Often buckwheat groats are used in a porridge and below is a recipe which I love. I’m sure many of us have made chia puddings at home. This recipe is a little similar, although more like a porridge, with the inclusion of buckwheat groats, chia seeds and hemp seeds to give extra protein.


Below is a hearty, nourishing salad.  Serve by itself, or with your favourite protein.

¾ cup roasted buckwheat
½ cup Puy Lentils
¼ cup apple juice infused dried cranberries
½ red onion, finely diced
1 diced small Lebanese cucumber
½ cup pine nuts, lightly roasted
½ cup Australian pumpkin seeds
80g crumbled feta
1/3 cup chopped parsley
1 bunch shredded coriander
1 lemon, juiced
3 tablespoons olive oil
1 cup Greek yoghurt
1 tbsp honey
1 pomegranate deseeded

Rinse both roasted buckwheat and Puy Lentils (separately) in a fine mesh sieve before cooking. Place the roasted buckwheat in a pan with 1 ½ cups water. Once boiling reduce the heat and simmer for 10 minutes or until tender, then drain. Add 2 cups water and lentils to pan, bring to boil then simmer for 20-30 minutes until cooked, then drain.

Lightly dry roast pine nuts and pumpkin seeds in non-stick pan until golden. Once buckwheat and lentils have cooled combine in a bowl with coriander, parsley, red onion, cranberries, cucumber, toasted pine nuts and pumpkin seeds, feta lemon juice and olive oil. Mix well.
Mix yoghurt, cumin and honey.  Spoon mixture onto top of grain salad together with pomegranate seeds.



2 cups raw buckwheat groats; 1 tbsp chia seeds; 1 tbs hemp seeds; 300ml almond milk; ¼ cup maple syrup; 1tsp cinnamon; 1/4 tsp nutmeg; 1 tsp vanilla extract.

Soak 2 cups buckwheat groats in 4 cups of water, preferably soaking overnight or for at least 1 hour. Rinse off in strainer, rinsing numerous times. Blend buckwheat groats together with remaining ingredients in a food processor or blender, until combined.

Scoop into bowl and add toppings of your choice – chopped fresh or dried fruit, flaked coconut, sunflower kernels, pepitas, cacao nibs or chopped nuts.  Add coconut yoghurt for added flavour.



With the evenings becoming a little cooler, I can feel the call of some tasty, wholesome soups. Below is a tomato soup with a difference which I’m sure you will love.  I love the chilli added to give it some spice, however if you don’t like chilli, this recipe is just as tasty without it.  Serve this with Sourdough Honor Bread and you will no doubt have a filling, scrumptious meal.
2 tbsp olive oil
1 clove garlic crushed
1 chopped onion
2 tsp sambal oeleck (optional)
4 x 400g cans organic crushed tomatoes
1 tsp dried basil
500mL vegetable stock
200g raw buckwheat groats.

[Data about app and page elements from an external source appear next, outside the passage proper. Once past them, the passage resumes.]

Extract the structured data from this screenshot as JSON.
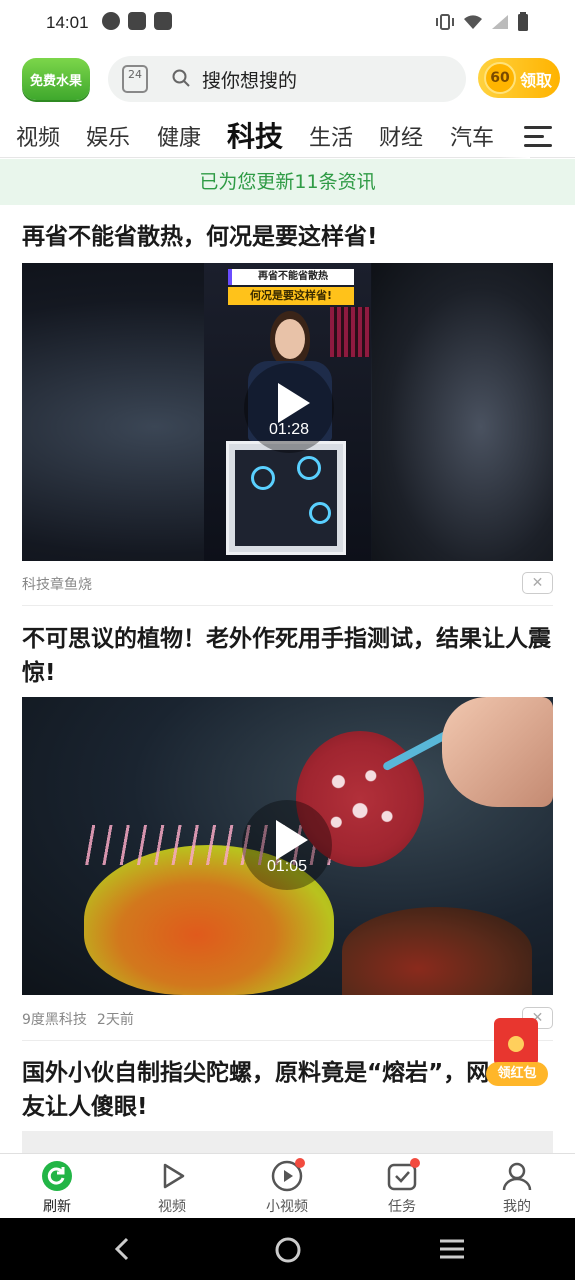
{
  "status_bar": {
    "time": "14:01"
  },
  "header": {
    "logo_text": "免费水果",
    "calendar_day": "24",
    "search_placeholder": "搜你想搜的",
    "coin_value": "60",
    "coin_label": "领取"
  },
  "tabs": [
    "视频",
    "娱乐",
    "健康",
    "科技",
    "生活",
    "财经",
    "汽车"
  ],
  "active_tab": "科技",
  "banner": "已为您更新11条资讯",
  "feed": [
    {
      "title": "再省不能省散热，何况是要这样省!",
      "duration": "01:28",
      "overlay_line1": "再省不能省散热",
      "overlay_line2": "何况是要这样省!",
      "source": "科技章鱼烧",
      "time": ""
    },
    {
      "title": "不可思议的植物！老外作死用手指测试，结果让人震惊!",
      "duration": "01:05",
      "source": "9度黑科技",
      "time": "2天前"
    },
    {
      "title": "国外小伙自制指尖陀螺，原料竟是“熔岩”，网友让人傻眼!"
    }
  ],
  "floating": {
    "red_packet_label": "领红包"
  },
  "bottom_nav": [
    {
      "label": "刷新",
      "icon": "refresh-icon"
    },
    {
      "label": "视频",
      "icon": "video-play-icon"
    },
    {
      "label": "小视频",
      "icon": "short-video-icon"
    },
    {
      "label": "任务",
      "icon": "task-icon"
    },
    {
      "label": "我的",
      "icon": "profile-icon"
    }
  ],
  "colors": {
    "brand_green": "#3fa82d",
    "banner_text": "#2f9b45",
    "badge_red": "#f24b3f",
    "coin_gold": "#ffb300"
  }
}
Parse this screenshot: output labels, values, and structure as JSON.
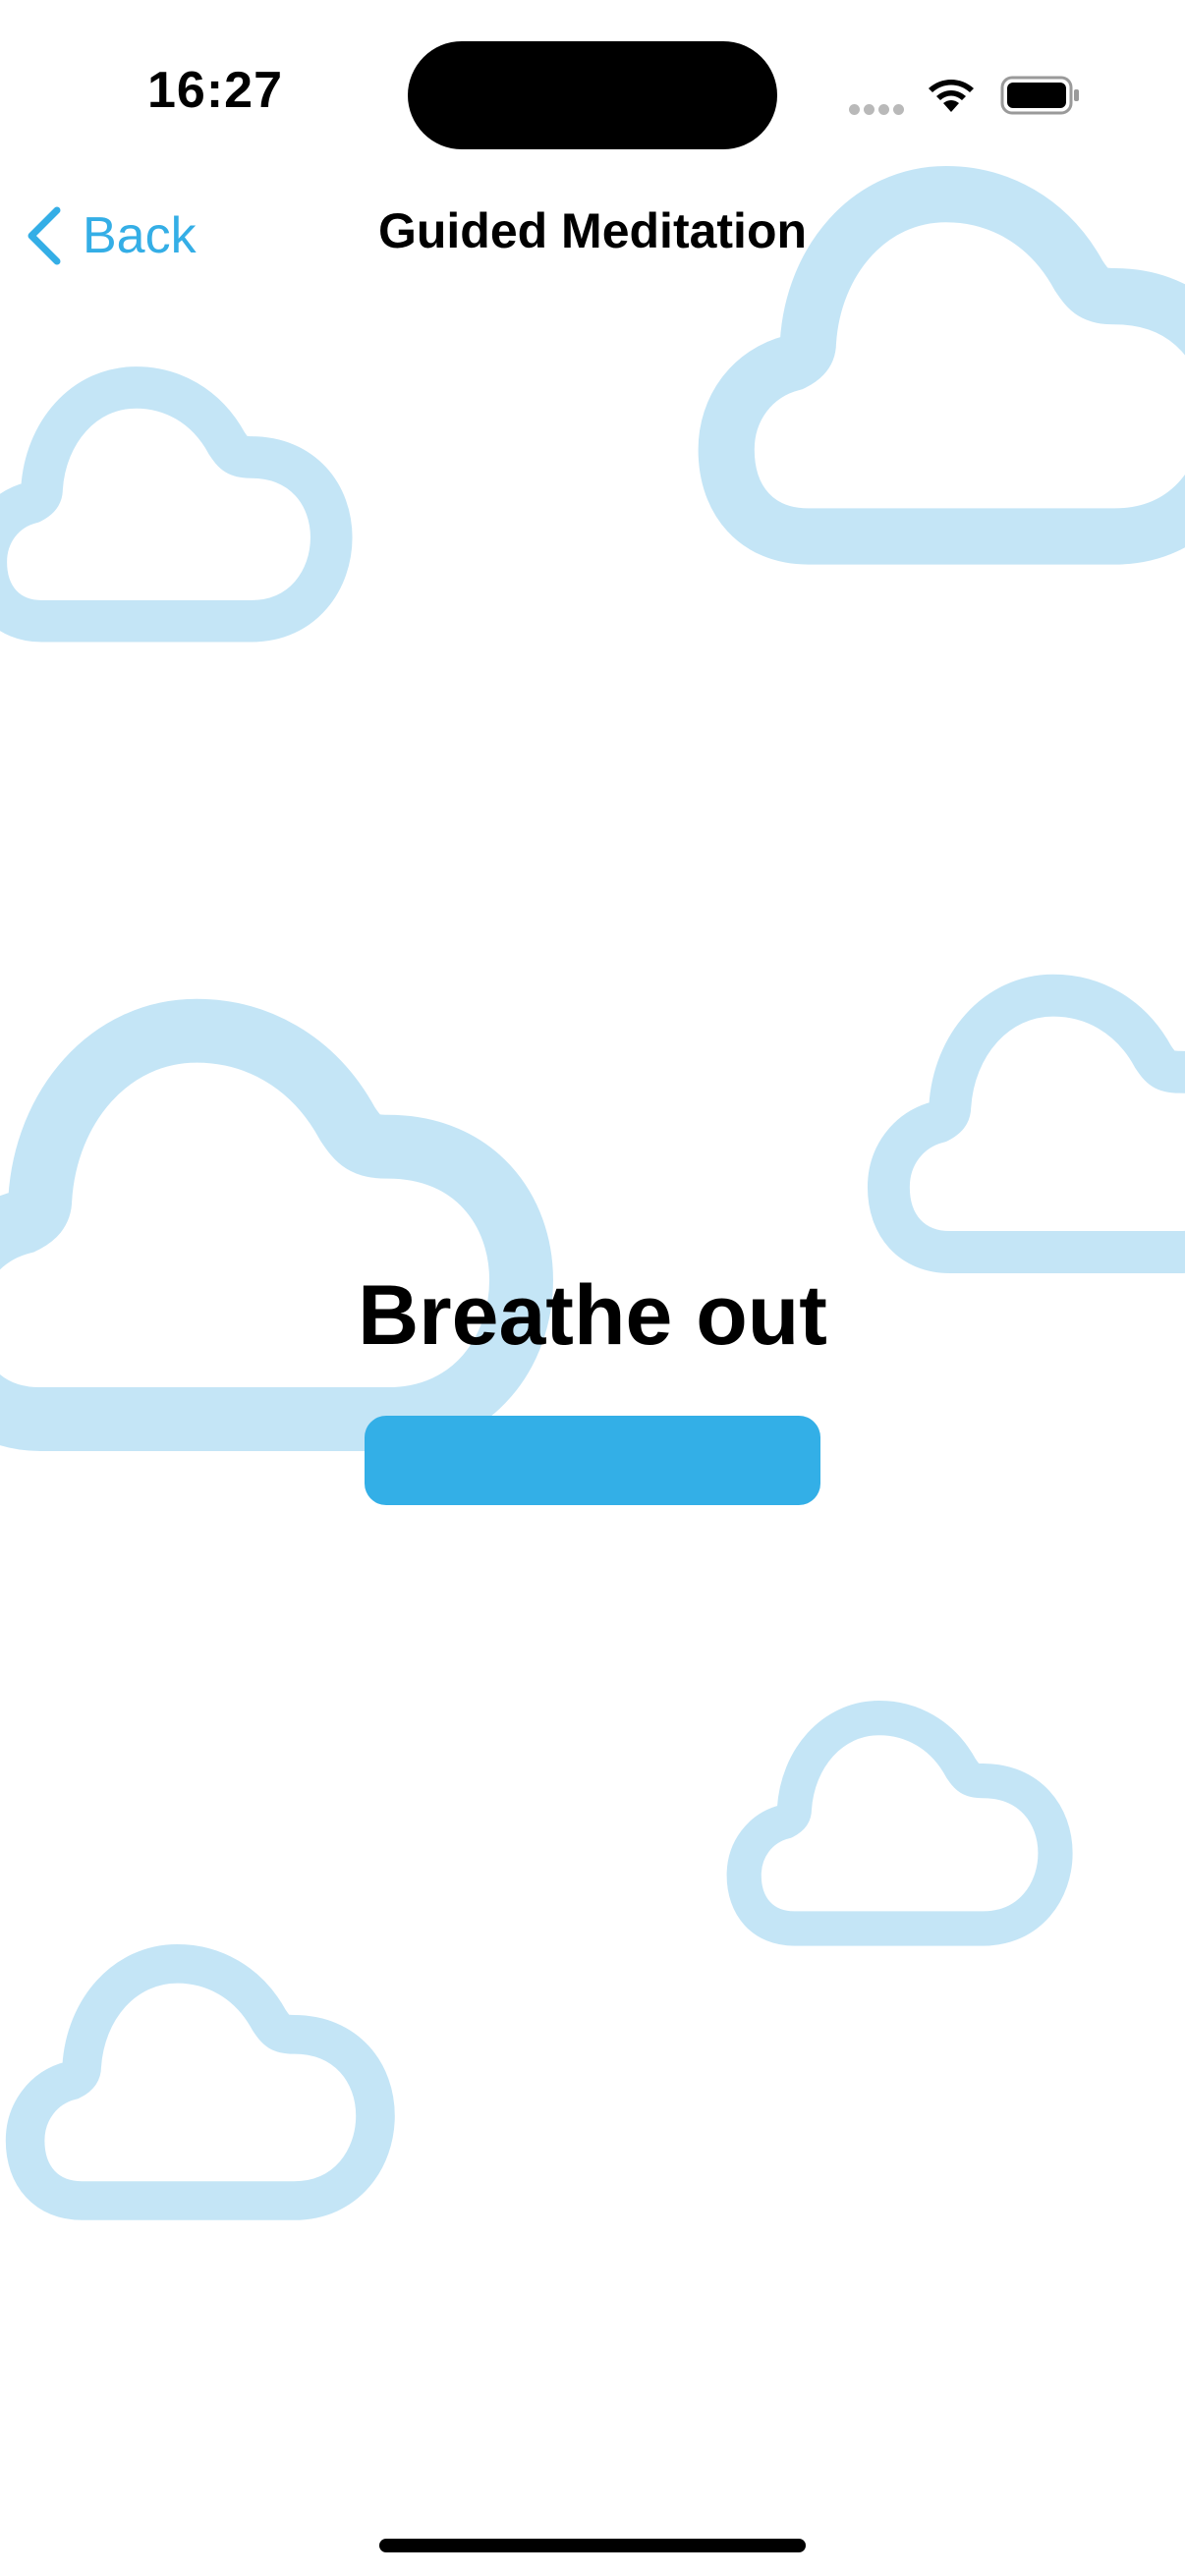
{
  "status_bar": {
    "time": "16:27",
    "icons": [
      "cellular-dots-icon",
      "wifi-icon",
      "battery-icon"
    ]
  },
  "nav": {
    "back_label": "Back",
    "title": "Guided Meditation"
  },
  "content": {
    "instruction": "Breathe out"
  },
  "colors": {
    "accent": "#34aee6",
    "progress": "#33afe7",
    "cloud": "#c4e5f6",
    "text": "#000000",
    "background": "#ffffff"
  }
}
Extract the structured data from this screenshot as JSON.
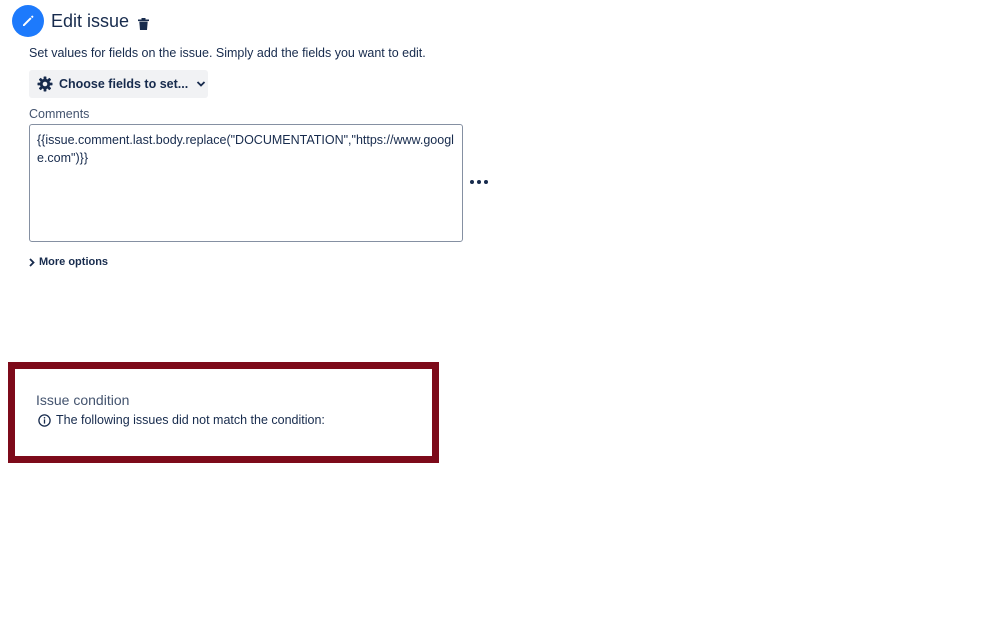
{
  "header": {
    "title": "Edit issue",
    "icon": "pencil-icon",
    "delete_icon": "trash-icon",
    "accent_color": "#1d7afc"
  },
  "description": "Set values for fields on the issue. Simply add the fields you want to edit.",
  "choose_fields": {
    "label": "Choose fields to set...",
    "icon": "gear-icon",
    "dropdown_icon": "chevron-down-icon"
  },
  "comments": {
    "label": "Comments",
    "value": "{{issue.comment.last.body.replace(\"DOCUMENTATION\",\"https://www.google.com\")}}"
  },
  "more_actions_icon": "ellipsis-icon",
  "more_options": {
    "label": "More options",
    "icon": "chevron-right-icon"
  },
  "issue_condition": {
    "title": "Issue condition",
    "icon": "info-icon",
    "message": "The following issues did not match the condition:",
    "highlight_color": "#7d0a1a"
  }
}
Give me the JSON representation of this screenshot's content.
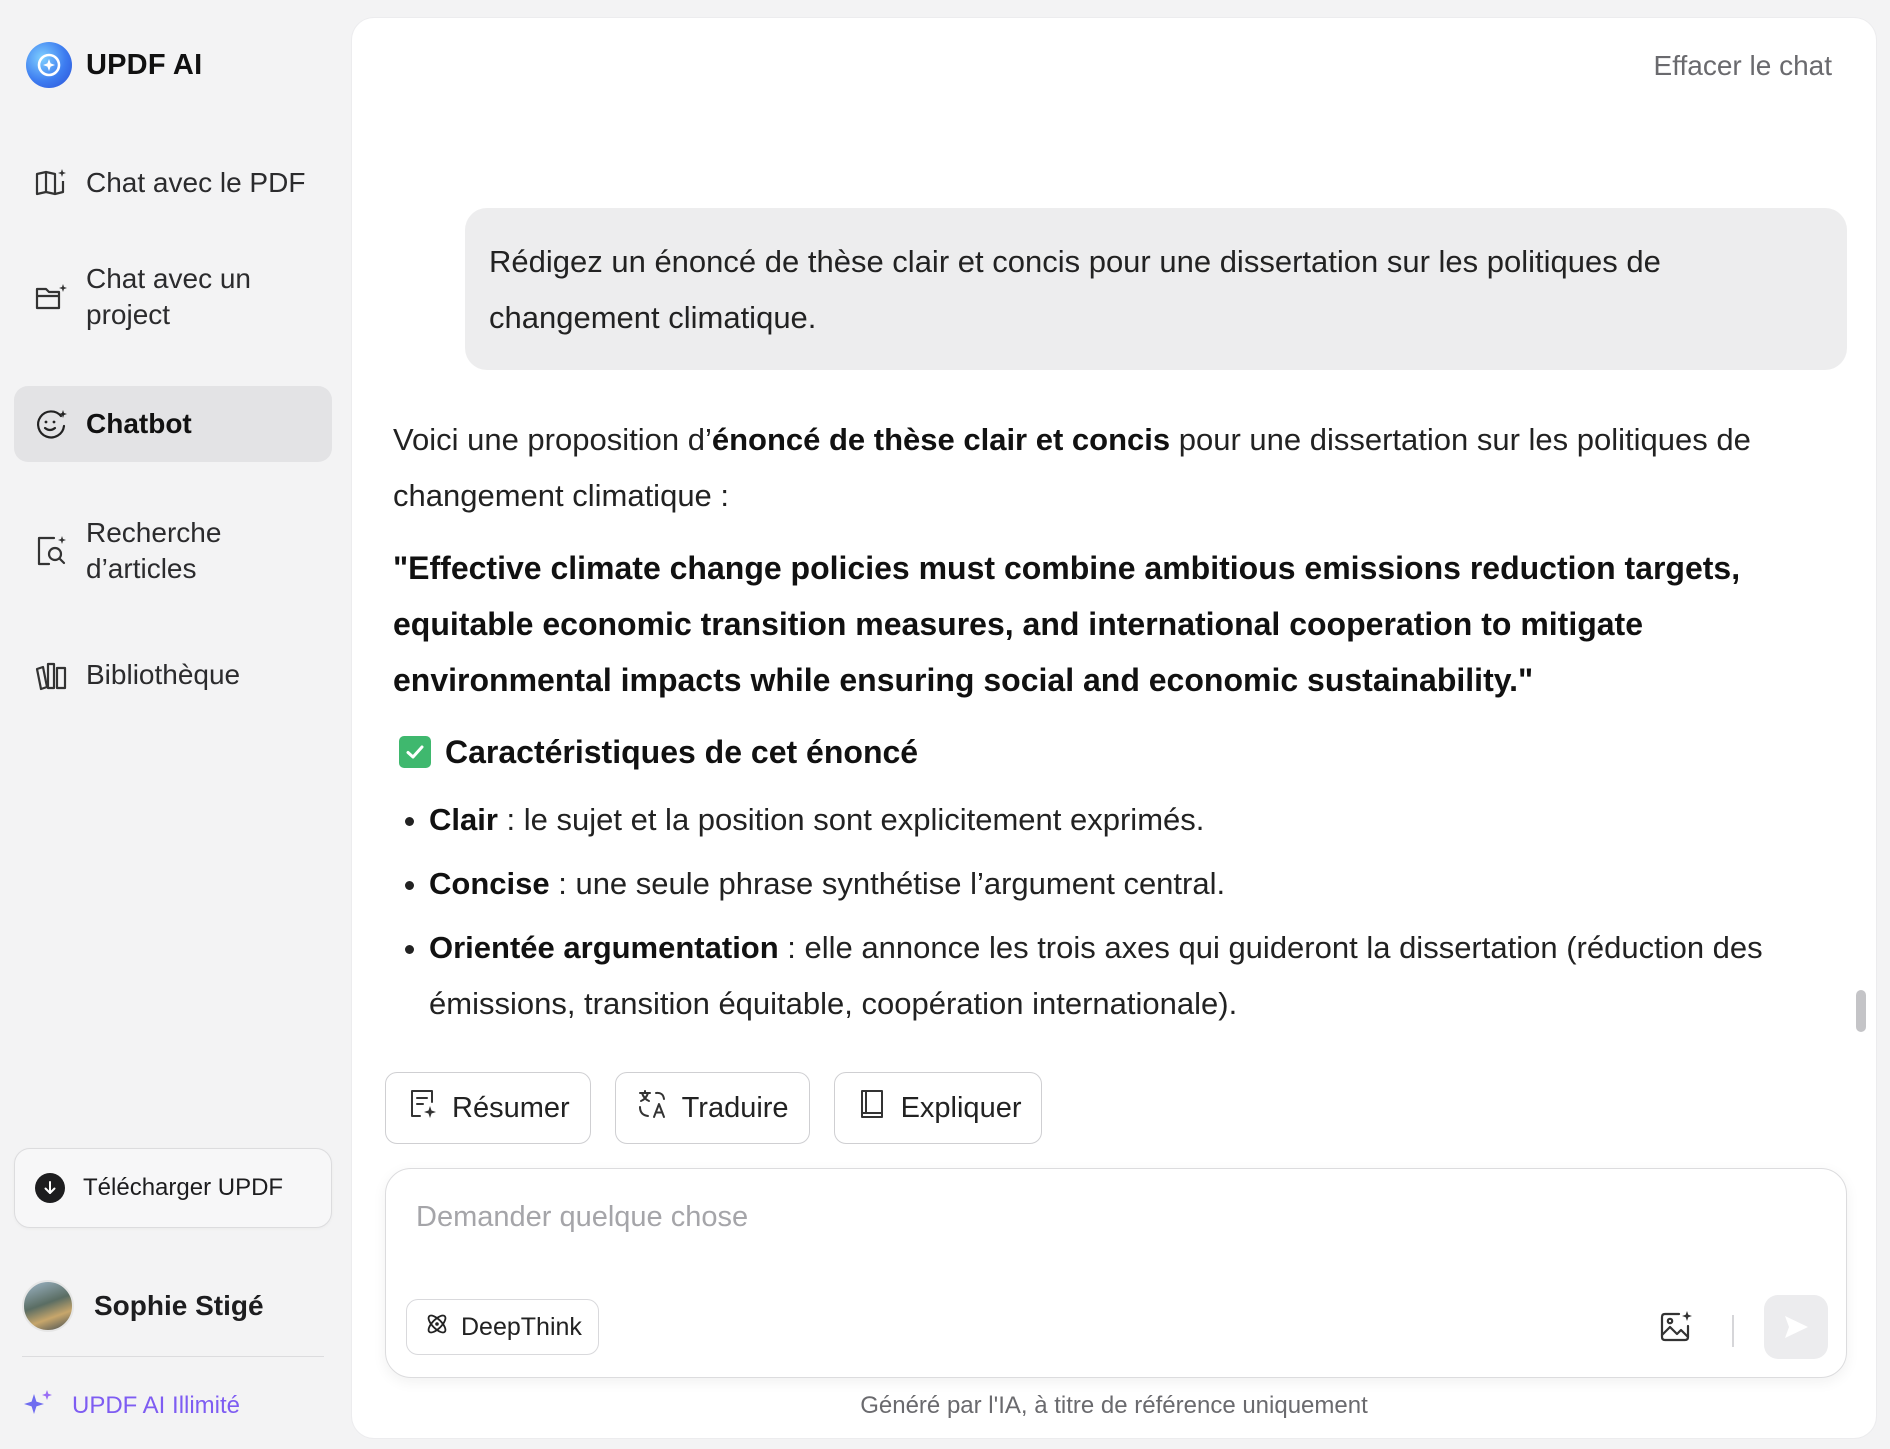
{
  "app": {
    "name": "UPDF AI",
    "accent_color": "#7e5cf2"
  },
  "sidebar": {
    "items": [
      {
        "label": "Chat avec le PDF",
        "icon": "book-sparkle-icon"
      },
      {
        "label": "Chat avec un project",
        "icon": "folder-sparkle-icon"
      },
      {
        "label": "Chatbot",
        "icon": "chatbot-face-icon",
        "active": true
      },
      {
        "label": "Recherche d’articles",
        "icon": "document-search-icon"
      },
      {
        "label": "Bibliothèque",
        "icon": "library-books-icon"
      }
    ],
    "download_label": "Télécharger UPDF",
    "user_name": "Sophie Stigé",
    "premium_label": "UPDF AI Illimité"
  },
  "header": {
    "clear_chat_label": "Effacer le chat"
  },
  "conversation": {
    "user_message": "Rédigez un énoncé de thèse clair et concis pour une dissertation sur les politiques de changement climatique.",
    "answer": {
      "intro_before": "Voici une proposition d’",
      "intro_bold": "énoncé de thèse clair et concis",
      "intro_after": " pour une dissertation sur les politiques de changement climatique :",
      "thesis": "\"Effective climate change policies must combine ambitious emissions reduction targets, equitable economic transition measures, and international cooperation to mitigate environmental impacts while ensuring social and economic sustainability.\"",
      "features_title": "Caractéristiques de cet énoncé",
      "features": [
        {
          "term": "Clair",
          "text": " : le sujet et la position sont explicitement exprimés."
        },
        {
          "term": "Concise",
          "text": " : une seule phrase synthétise l’argument central."
        },
        {
          "term": "Orientée argumentation",
          "text": " : elle annonce les trois axes qui guideront la dissertation (réduction des émissions, transition équitable, coopération internationale)."
        }
      ]
    }
  },
  "quick_actions": [
    {
      "label": "Résumer",
      "icon": "summarize-icon"
    },
    {
      "label": "Traduire",
      "icon": "translate-icon"
    },
    {
      "label": "Expliquer",
      "icon": "explain-book-icon"
    }
  ],
  "composer": {
    "placeholder": "Demander quelque chose",
    "value": "",
    "deepthink_label": "DeepThink"
  },
  "footer": {
    "disclaimer": "Généré par l'IA, à titre de référence uniquement"
  }
}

Saute onion, garlic with sambal oeleck and basil.  Then stir in tomatoes, vegetable stock, buckwheat. Bring to the boil then simmer until buckwheat is cooked (approx. 25 minutes).